[DATA FOR THIS TASK — start]

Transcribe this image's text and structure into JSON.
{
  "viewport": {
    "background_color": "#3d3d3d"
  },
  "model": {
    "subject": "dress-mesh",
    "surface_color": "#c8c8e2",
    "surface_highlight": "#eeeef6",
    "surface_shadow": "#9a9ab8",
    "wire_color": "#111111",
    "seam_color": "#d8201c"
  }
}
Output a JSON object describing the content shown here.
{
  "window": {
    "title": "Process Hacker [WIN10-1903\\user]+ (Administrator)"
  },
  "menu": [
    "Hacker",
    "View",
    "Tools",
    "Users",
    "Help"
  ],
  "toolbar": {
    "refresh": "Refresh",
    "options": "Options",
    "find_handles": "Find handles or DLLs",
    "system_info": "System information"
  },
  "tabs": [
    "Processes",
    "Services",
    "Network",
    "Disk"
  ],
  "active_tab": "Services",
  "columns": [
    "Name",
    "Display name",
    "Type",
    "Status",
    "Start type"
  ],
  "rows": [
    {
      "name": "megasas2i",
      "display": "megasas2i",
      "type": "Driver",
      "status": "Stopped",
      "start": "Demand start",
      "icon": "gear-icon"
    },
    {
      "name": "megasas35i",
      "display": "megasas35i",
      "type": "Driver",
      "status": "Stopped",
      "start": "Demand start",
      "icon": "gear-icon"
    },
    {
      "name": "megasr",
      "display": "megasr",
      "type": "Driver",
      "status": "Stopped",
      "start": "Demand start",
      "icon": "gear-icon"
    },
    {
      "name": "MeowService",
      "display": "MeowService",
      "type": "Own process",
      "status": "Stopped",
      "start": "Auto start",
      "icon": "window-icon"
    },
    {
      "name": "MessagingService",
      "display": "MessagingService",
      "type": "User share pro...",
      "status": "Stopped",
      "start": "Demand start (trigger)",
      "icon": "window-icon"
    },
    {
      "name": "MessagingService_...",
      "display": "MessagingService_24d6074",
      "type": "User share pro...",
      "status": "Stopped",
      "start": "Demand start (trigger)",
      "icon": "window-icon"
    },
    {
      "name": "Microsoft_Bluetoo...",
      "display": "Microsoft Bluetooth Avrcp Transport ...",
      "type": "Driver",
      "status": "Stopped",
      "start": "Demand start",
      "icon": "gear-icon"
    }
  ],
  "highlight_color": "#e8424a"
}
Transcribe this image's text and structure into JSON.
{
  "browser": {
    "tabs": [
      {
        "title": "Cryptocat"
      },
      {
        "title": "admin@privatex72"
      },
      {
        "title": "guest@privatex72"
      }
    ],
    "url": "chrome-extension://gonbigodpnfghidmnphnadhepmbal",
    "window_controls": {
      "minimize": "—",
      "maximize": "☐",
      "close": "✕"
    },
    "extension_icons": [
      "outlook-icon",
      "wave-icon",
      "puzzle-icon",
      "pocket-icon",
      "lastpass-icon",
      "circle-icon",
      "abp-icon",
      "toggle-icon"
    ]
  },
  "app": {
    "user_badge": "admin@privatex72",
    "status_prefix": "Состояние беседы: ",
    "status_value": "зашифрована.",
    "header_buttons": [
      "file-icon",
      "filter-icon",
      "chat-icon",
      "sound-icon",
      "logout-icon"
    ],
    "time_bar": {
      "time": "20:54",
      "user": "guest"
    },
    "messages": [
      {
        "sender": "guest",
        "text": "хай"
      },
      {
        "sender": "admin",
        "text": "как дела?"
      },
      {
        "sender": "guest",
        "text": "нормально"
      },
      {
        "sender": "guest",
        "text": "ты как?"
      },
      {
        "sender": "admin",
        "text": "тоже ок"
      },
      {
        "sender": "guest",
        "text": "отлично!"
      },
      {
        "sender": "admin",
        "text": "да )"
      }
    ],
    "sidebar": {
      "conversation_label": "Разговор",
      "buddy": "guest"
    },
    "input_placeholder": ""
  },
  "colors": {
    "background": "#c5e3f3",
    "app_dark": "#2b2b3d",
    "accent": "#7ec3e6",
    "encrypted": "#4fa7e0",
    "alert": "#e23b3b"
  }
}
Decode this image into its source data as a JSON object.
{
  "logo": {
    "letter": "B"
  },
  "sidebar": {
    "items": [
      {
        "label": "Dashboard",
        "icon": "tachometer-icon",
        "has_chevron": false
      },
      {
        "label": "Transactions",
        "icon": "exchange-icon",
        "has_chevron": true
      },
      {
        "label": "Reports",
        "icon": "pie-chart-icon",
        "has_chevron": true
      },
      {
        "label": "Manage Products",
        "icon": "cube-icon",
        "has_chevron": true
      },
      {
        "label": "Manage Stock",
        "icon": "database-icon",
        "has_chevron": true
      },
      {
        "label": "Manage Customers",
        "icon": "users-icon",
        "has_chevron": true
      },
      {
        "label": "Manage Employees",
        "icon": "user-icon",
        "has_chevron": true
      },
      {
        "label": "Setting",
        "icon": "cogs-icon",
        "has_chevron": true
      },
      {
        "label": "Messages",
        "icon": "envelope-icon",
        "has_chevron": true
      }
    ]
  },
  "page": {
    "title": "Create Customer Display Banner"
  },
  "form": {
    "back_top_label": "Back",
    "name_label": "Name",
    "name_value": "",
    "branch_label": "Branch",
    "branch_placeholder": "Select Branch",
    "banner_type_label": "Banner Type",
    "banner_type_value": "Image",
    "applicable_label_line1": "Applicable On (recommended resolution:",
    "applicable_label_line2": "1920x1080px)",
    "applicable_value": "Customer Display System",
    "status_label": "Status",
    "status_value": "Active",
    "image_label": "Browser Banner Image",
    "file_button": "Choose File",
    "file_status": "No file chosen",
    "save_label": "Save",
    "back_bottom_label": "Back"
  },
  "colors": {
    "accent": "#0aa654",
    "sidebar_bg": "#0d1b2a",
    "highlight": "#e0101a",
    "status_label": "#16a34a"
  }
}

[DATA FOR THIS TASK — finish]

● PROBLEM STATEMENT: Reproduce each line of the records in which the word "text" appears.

● TASK SOLUTION:
Transcribe this image's text and structure into JSON.
Transcribe this image's text and structure into JSON.
        "text": "хай"
        "text": "как дела?"
        "text": "нормально"
        "text": "ты как?"
        "text": "тоже ок"
        "text": "отлично!"
        "text": "да )"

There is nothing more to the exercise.